|2004||The world's smallest commercially available Linux boards and computers were officially introduced with Gumstix first motherboard alongside the Waysmall computer: about the size of a stick of gum.|
|2003||Gumstix Inc. founded on the belief that market demand for ubiquitous computing -- particularly products that support open source solutions such as Linux -- will drive requirements for modular device components|
W. Gordon Kruberg, M.D. - President and CEO
Gordon Kruberg has been President and CEO since founding the company in October 2003. Over the course of his career, Dr. Kruberg has been involved in over thirty US-based companies as a venture investor, member of the board of directors or executive team (including Chairman, CEO, or President.)
Immediately prior to founding Gumstix, Gordon was CEO of Deersoft, acquired by Network Associates in December 2002. His background includes seven years with Grace Horn Ventures, managing investments in software, biotechnology and medical high-technology startups.
Gordon holds an A.B. degree in Human Biology, a M.S. degree in Industrial Engineering from Stanford University and an M.D. degree from Northwestern University.
4225 Executive Square
Suite 700, La Jolla,
CA 92037, USA
48501 Warm Springs Blvd.,
Suite 103, Fremont
CA 94539, USA
Gumstix Research Canada, Ltd.
Vancouver, BC Canada
Is it true that Gumstix had something to do with the original iPhone?
From “Dogfight: How Apple and Google Went to War and Started a Revolution”:
“Jobs wanted the iPhone to run a modified version of OS X, the software that comes with every Mac. But no one had ever put a gigantic program like OS X on a phone chip before.

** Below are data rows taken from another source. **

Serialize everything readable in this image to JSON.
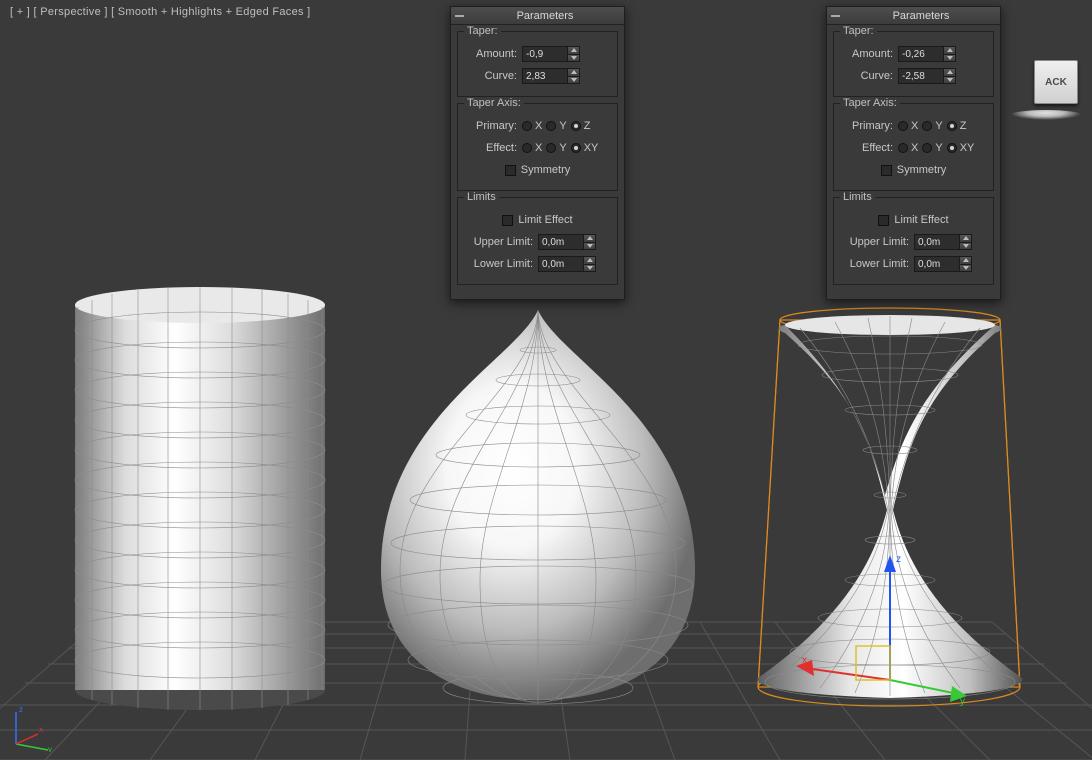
{
  "viewport": {
    "plus": "[ + ]",
    "view": "[ Perspective ]",
    "shading": "[ Smooth + Highlights + Edged Faces ]"
  },
  "panels": [
    {
      "title": "Parameters",
      "taper_label": "Taper:",
      "amount_label": "Amount:",
      "amount_value": "-0,9",
      "curve_label": "Curve:",
      "curve_value": "2,83",
      "axis_label": "Taper Axis:",
      "primary_label": "Primary:",
      "effect_label": "Effect:",
      "x": "X",
      "y": "Y",
      "z": "Z",
      "xy": "XY",
      "primary_selected": "Z",
      "effect_selected": "XY",
      "symmetry_label": "Symmetry",
      "limits_label": "Limits",
      "limit_effect_label": "Limit Effect",
      "upper_label": "Upper Limit:",
      "upper_value": "0,0m",
      "lower_label": "Lower Limit:",
      "lower_value": "0,0m"
    },
    {
      "title": "Parameters",
      "taper_label": "Taper:",
      "amount_label": "Amount:",
      "amount_value": "-0,26",
      "curve_label": "Curve:",
      "curve_value": "-2,58",
      "axis_label": "Taper Axis:",
      "primary_label": "Primary:",
      "effect_label": "Effect:",
      "x": "X",
      "y": "Y",
      "z": "Z",
      "xy": "XY",
      "primary_selected": "Z",
      "effect_selected": "XY",
      "symmetry_label": "Symmetry",
      "limits_label": "Limits",
      "limit_effect_label": "Limit Effect",
      "upper_label": "Upper Limit:",
      "upper_value": "0,0m",
      "lower_label": "Lower Limit:",
      "lower_value": "0,0m"
    }
  ],
  "widgets": {
    "viewcube_face": "ACK"
  },
  "axes": {
    "x": "x",
    "y": "y",
    "z": "z"
  }
}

The software would have to be a tenth of the size, and even then there wasn’t a phone chip being made in 2005 that could run it fast enough and with a long enough battery life.
The chips that run Apple laptops were never considered because they generated too much heat and would suck a phone battery dry in minutes. Millions of lines of code would have to be stripped out or rewritten, and until 2006 engineers would have to simulate chip speed and battery drain because actual chips weren’t available until then.

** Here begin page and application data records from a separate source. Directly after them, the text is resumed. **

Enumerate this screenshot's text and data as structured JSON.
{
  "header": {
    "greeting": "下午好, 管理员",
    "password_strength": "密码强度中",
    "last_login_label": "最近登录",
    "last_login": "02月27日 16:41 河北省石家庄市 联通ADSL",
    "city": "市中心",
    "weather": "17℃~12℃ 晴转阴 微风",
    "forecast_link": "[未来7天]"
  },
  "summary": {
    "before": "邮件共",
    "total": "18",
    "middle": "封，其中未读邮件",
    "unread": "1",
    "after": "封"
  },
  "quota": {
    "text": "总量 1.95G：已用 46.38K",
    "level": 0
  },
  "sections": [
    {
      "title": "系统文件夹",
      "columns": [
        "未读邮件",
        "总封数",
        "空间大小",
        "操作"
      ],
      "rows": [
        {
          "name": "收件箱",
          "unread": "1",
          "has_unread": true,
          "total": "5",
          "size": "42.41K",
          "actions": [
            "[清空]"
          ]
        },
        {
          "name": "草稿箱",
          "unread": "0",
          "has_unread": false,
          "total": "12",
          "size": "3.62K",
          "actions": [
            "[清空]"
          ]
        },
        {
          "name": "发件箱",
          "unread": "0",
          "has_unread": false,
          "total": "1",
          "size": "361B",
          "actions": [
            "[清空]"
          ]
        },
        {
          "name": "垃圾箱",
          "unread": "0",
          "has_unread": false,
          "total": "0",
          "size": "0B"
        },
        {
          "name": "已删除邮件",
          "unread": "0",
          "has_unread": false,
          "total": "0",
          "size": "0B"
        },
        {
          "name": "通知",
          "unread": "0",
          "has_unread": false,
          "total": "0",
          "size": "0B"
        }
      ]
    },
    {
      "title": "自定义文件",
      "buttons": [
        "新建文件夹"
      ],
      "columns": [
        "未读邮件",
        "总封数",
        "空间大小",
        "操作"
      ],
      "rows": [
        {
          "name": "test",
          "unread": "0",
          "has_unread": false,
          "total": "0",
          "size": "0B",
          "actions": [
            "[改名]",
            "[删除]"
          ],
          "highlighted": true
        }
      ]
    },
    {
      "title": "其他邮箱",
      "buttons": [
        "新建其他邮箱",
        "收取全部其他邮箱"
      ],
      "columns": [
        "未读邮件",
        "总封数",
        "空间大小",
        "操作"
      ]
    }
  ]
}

Initially we just worked on Gumstix boards [cheap circuit boards hobbyists buy],” said Nitin Ganatra, one of the early software engineers. “We started with the Mac address book -- a list of names -- and to see if we could scroll [on a screen] at between thirty to sixty frames a second. We just wanted to figure out if there was any way to make this [OS X on a phone chip] work -- whether we were even in the ballpark. We wanted to know if we could push bits fast enough to get that iPhone look and feel. If we couldn’t get it to work on a Gumstix board, we knew we might have a problem.”
–Fred Vogelstein, Macmillian, 2013

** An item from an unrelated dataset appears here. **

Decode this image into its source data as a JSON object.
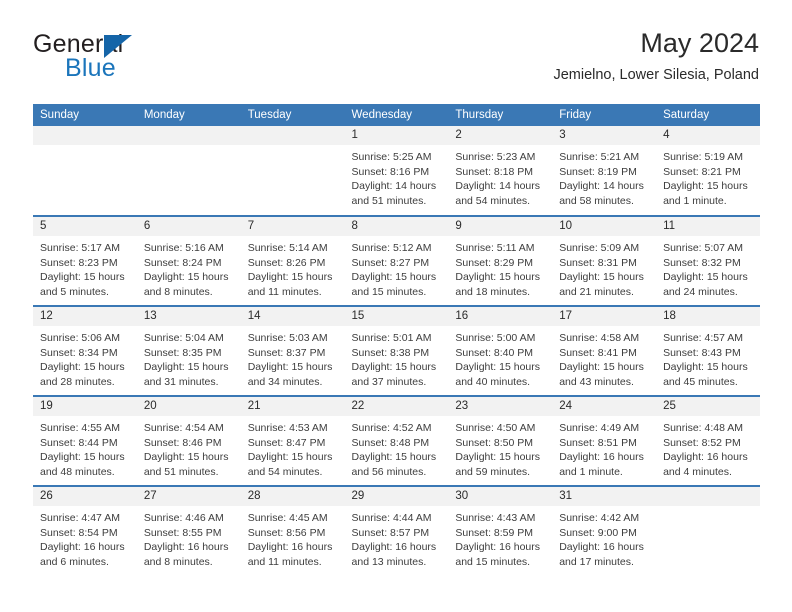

Some things we’re proud of:
- More than a decade and a half of innovation in phones, drones, instrumentation, and robotics
- Mentioned in more than 2,200 scholar articles and research reports
- More than 100 patent references
- Pioneered the entire COM (Computer-On-Module) marketplace
Quotes from the Community
“I have designed embedded systems for more than 10 years using various platforms and development tools, but the Gumstix beats them all!”
–Michael Schukat, University of Ireland
“Gumstix, the company behind the Overo computers-on-module (COMs), has recently announced an online platform called Geppetto that allows anybody with a proper web browser (e.g. Chrome or Firefox) to design and order a complete baseboard for the Overo COMs. You don’t need to know anything about schematics, PCB layout, or other electrical engineering knowledge. The program lets you set the board size, add modules (e.g. USB, HDMI, Ethernet…) as you wish, tells you which connections are required, and once the board is done, you can see your 3D rendered board. You can then save it to the cloud with an option to share it with the community, and you can just order it. The learning curve is very short, and once you know how to use it, it probably takes around 10 minutes to design a complete board.”
–CNXSoft, Embedded Systems News
“The platform makes PCB design as easy as playing Sim City.”
–Michael Questo, Embedded Processing Field Applications at Texas Instruments Incorporated